I only knew of the bridge thanks to an entry at the excellent Bridgemeister website, which reports that it was built by Ghurka troops temporarily stationed nearby, as a replacement for an old railway bridge. The masonry abutments from the railway bridge have been retained.
The bridge spans a minor watercourse which empties into the River Spey nearby, and is very basic in nature. Steel portal towers support steel spiral strand rope. Steel rod hangers carry a timber deck. The saddles for the main cables are exceptionally simplistic (pictured, right).
The main cables are anchored by wrapping them around anchor pins, and then clamping the steel rope together (pictured, left). This is a straightforward, military-style detail, quite different to what you would see on a more conventional, civilian bridge. It does not lend itself to easy adjustment.
Most light suspension footbridges use trussed parapets to provide stiffness to the deck, as is the case at the Victoria Bridge. The Ghurka Bridge is unstiffened, with only slender longitudinal timber beams below the deck spanning between the hangers.
The result is unsurprising: it deflects significantly under load, and is easy to excite into movement simply by jumping up and down.
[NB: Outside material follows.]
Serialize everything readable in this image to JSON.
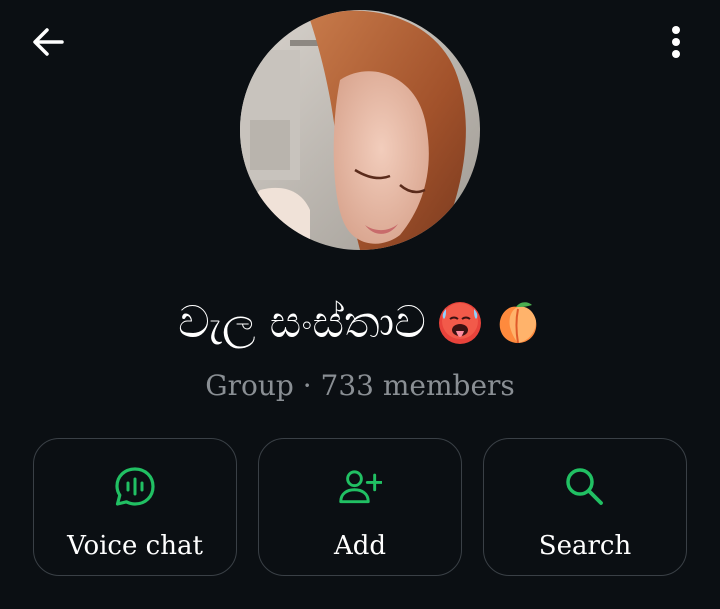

Indeed, this is so much the case that I was afraid I might break it! You can get some idea of how much it moves by watching somebody run across it, although I think the video doesn't really make clear quite how shaky the bridge is.
I have to say, I really don't understand how this design was ever deemed acceptable on such a readily accessible public footpath.